Henry Ossawa Tanner, 1859–1937, United States. The Thankful Poor, 1894 Oil on canvas 90.3 x 112.5 cm (35 1/2 x 44 1/4 in.) The Collection of Camille O. and William H. Cosby Jr. Photograph by Frank Stewart

In a statement, Bill Cosby said, "It’s so important to show art by African American artists in this exhibition at the Smithsonian’s National Museum of African Art. To me, it’s a way for people to see what exists and to give voice to many of these artists who were silenced for so long, some of whom will speak no more."

The exhibition is scheduled to open on Nov. 9 and will show through early 2016 as a part of the museum's 50th anniversary programming.
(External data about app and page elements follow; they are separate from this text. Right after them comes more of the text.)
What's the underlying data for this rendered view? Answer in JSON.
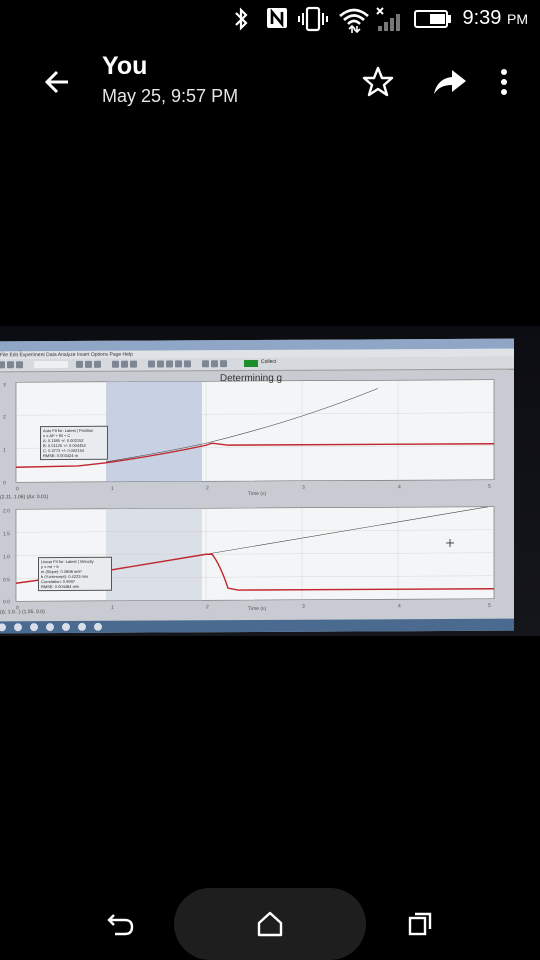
{
  "status_bar": {
    "time": "9:39",
    "time_suffix": "PM",
    "icons": [
      "bluetooth-icon",
      "nfc-icon",
      "vibrate-icon",
      "wifi-icon",
      "cell-signal-icon",
      "battery-icon"
    ]
  },
  "header": {
    "title": "You",
    "subtitle": "May 25, 9:57 PM",
    "actions": [
      "back-icon",
      "star-icon",
      "share-icon",
      "more-icon"
    ]
  },
  "photo": {
    "graph_title": "Determining g",
    "toolbar_collect_label": "Collect",
    "top_axis_label": "Time (s)",
    "bottom_axis_label": "Time (s)",
    "top_readout": "(2.11, 1.06) (Δx: 0.01)",
    "bottom_readout": "(Δ: 1.0...) (1.05, 0.0)",
    "top_stat_lines": [
      "Auto Fit for: Latest | Position",
      "x = At² + Bt + C",
      "A: 0.1185 +/- 0.002152",
      "B: 0.01125 +/- 0.004454",
      "C: 0.3772 +/- 0.002154",
      "RMSE: 0.003424 m"
    ],
    "bottom_stat_lines": [
      "Linear Fit for: Latest | Velocity",
      "y = mt + b",
      "m (Slope): 0.2898 m/s²",
      "b (Y-intercept): 0.4223 m/s",
      "Correlation: 0.9997",
      "RMSE: 0.004484 m/s"
    ],
    "top_y_ticks": [
      "3",
      "2",
      "1",
      "0"
    ],
    "top_x_ticks": [
      "0",
      "1",
      "2",
      "3",
      "4",
      "5"
    ],
    "bottom_y_ticks": [
      "2.0",
      "1.5",
      "1.0",
      "0.5",
      "0.0"
    ],
    "bottom_x_ticks": [
      "0",
      "1",
      "2",
      "3",
      "4",
      "5"
    ]
  },
  "nav": {
    "back_label": "back",
    "home_label": "home",
    "recents_label": "recents"
  }
}
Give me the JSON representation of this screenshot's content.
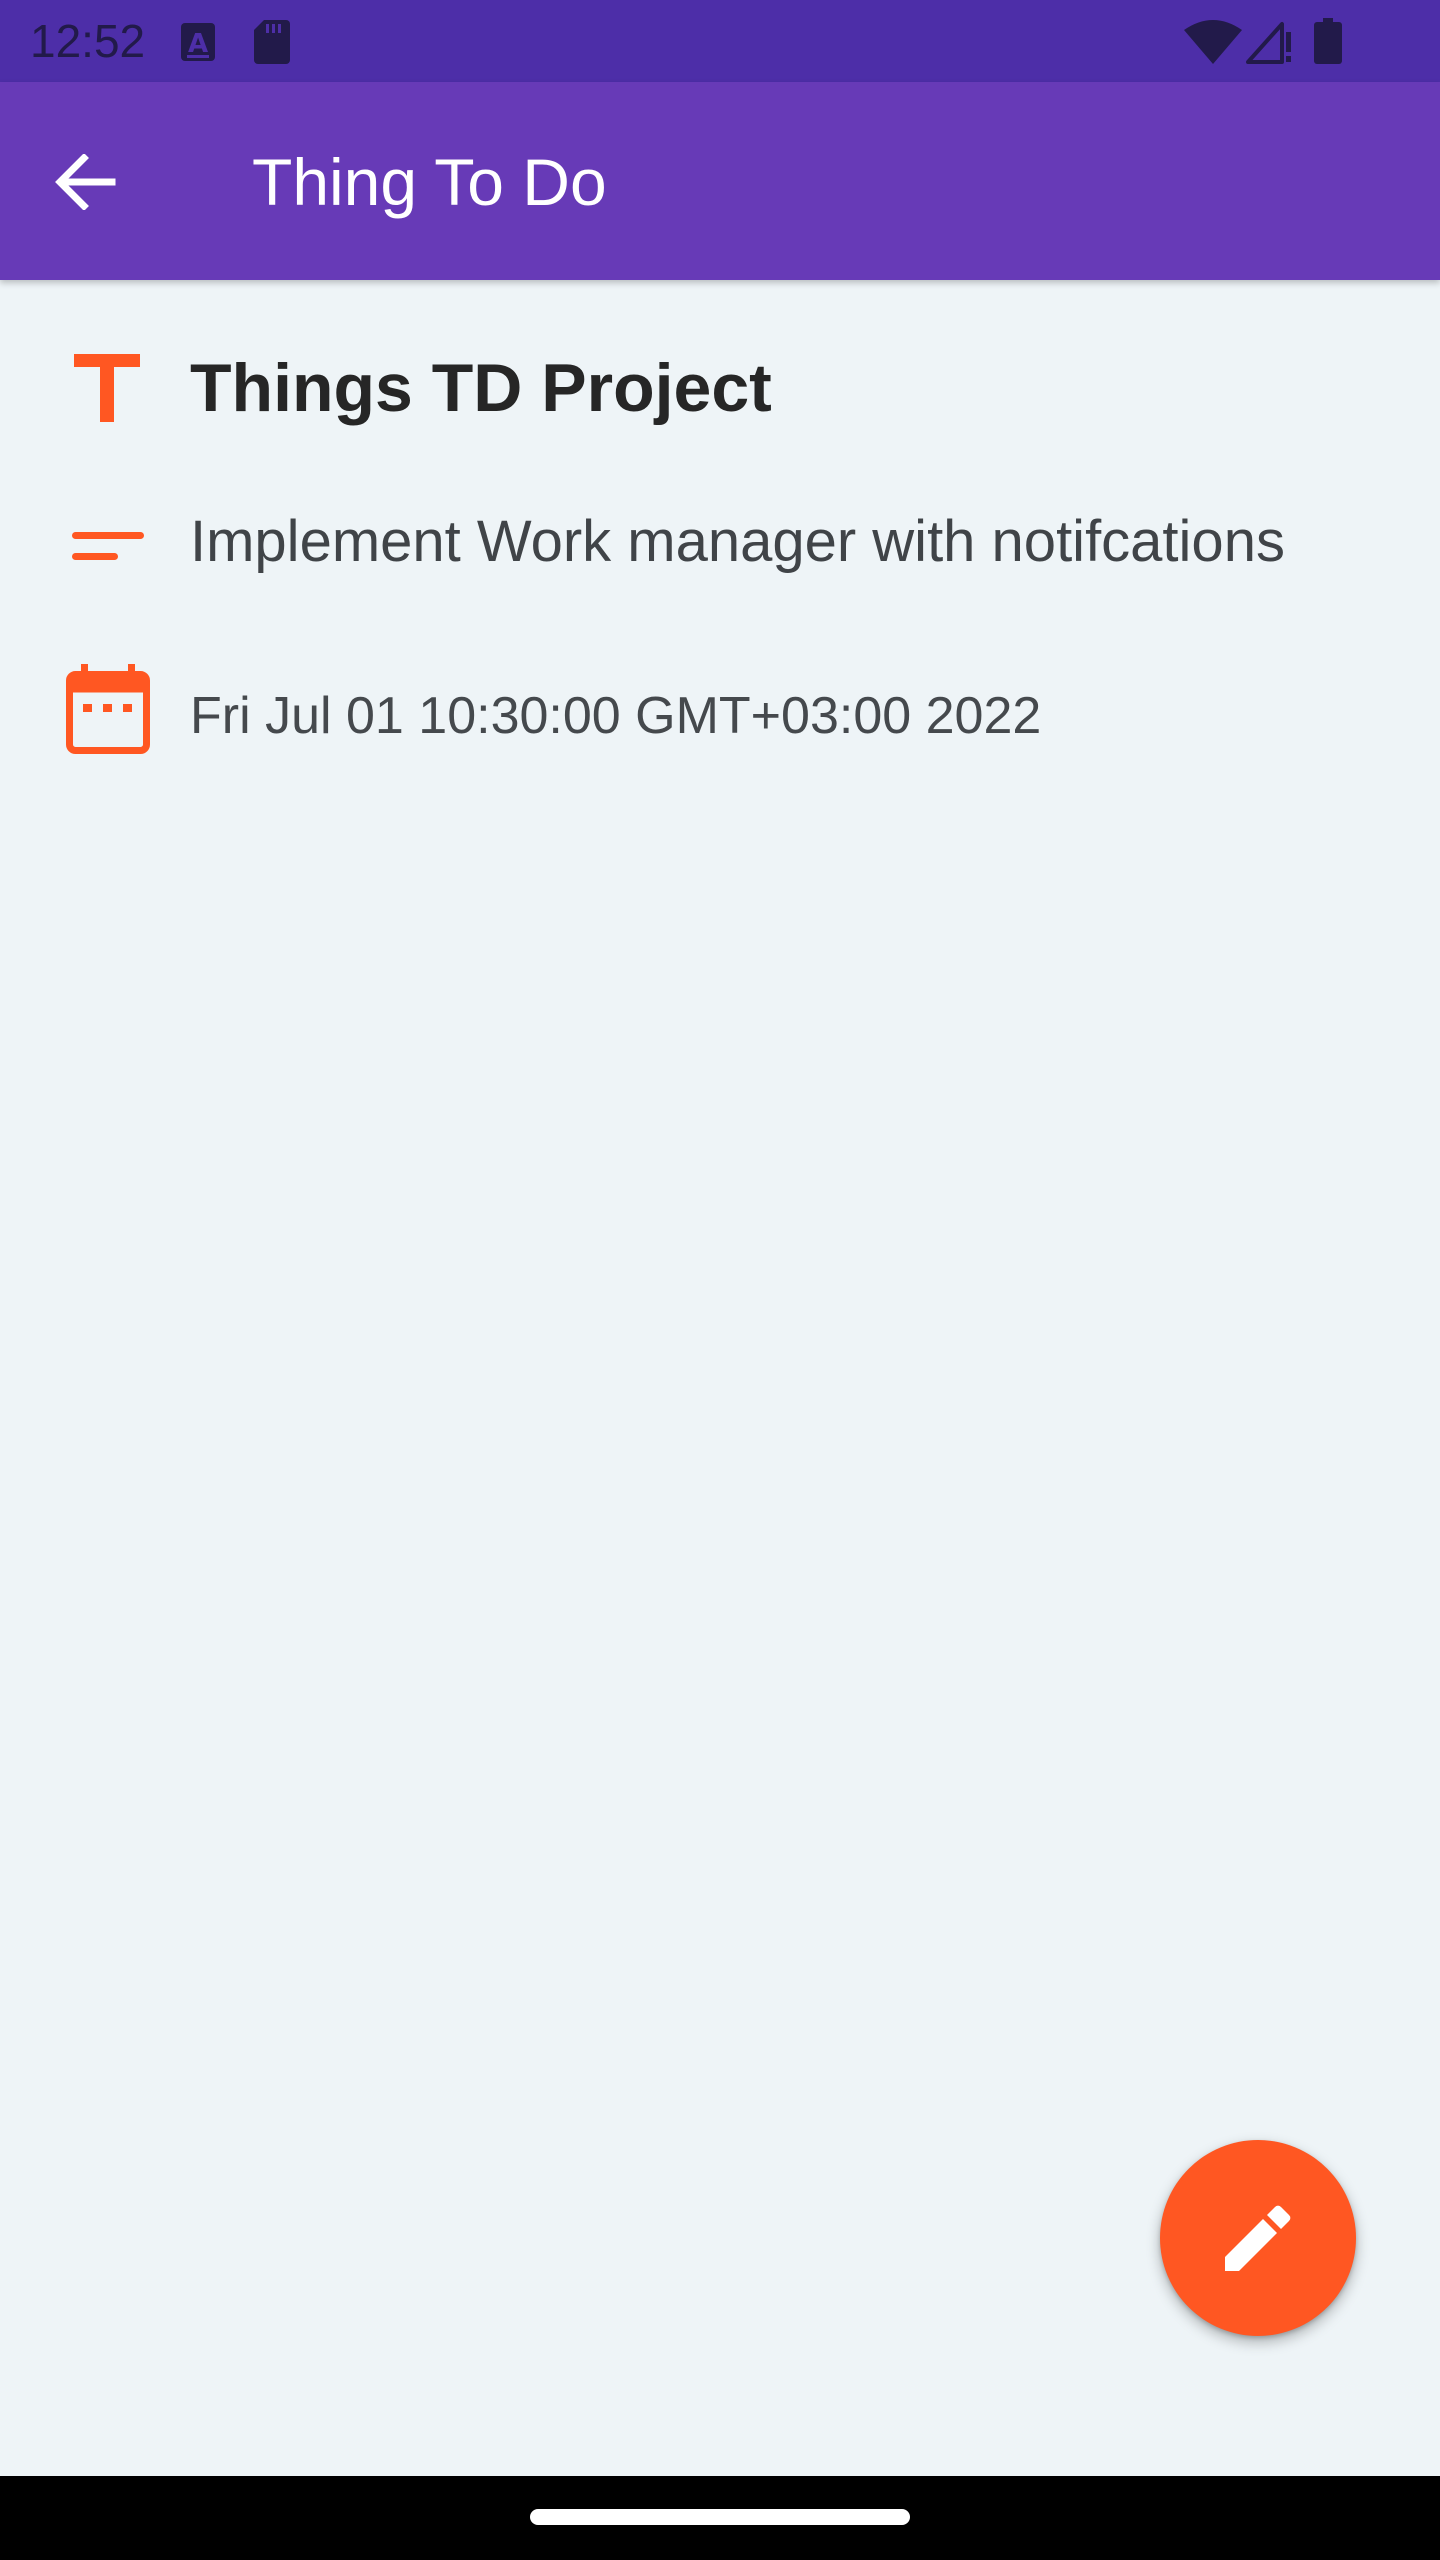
{
  "status_bar": {
    "time": "12:52",
    "icons": [
      "keyboard-a-icon",
      "sd-card-icon",
      "wifi-icon",
      "cellular-signal-icon",
      "battery-icon"
    ]
  },
  "app_bar": {
    "title": "Thing To Do",
    "back_icon": "arrow-back-icon",
    "background_color": "#673ab7"
  },
  "detail": {
    "title": "Things TD Project",
    "title_icon": "title-t-icon",
    "description": "Implement Work manager with notifcations",
    "description_icon": "short-text-icon",
    "date": "Fri Jul 01 10:30:00 GMT+03:00 2022",
    "date_icon": "calendar-icon"
  },
  "fab": {
    "icon": "edit-pencil-icon",
    "color": "#ff5722"
  },
  "colors": {
    "accent": "#ff5722",
    "status_bar": "#4d2ea8",
    "background": "#eef4f7"
  }
}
Check out the video below of Bill and Camille Cosby talking about their collection and head to the National Museum of African Art website for more information.

[via Artnet]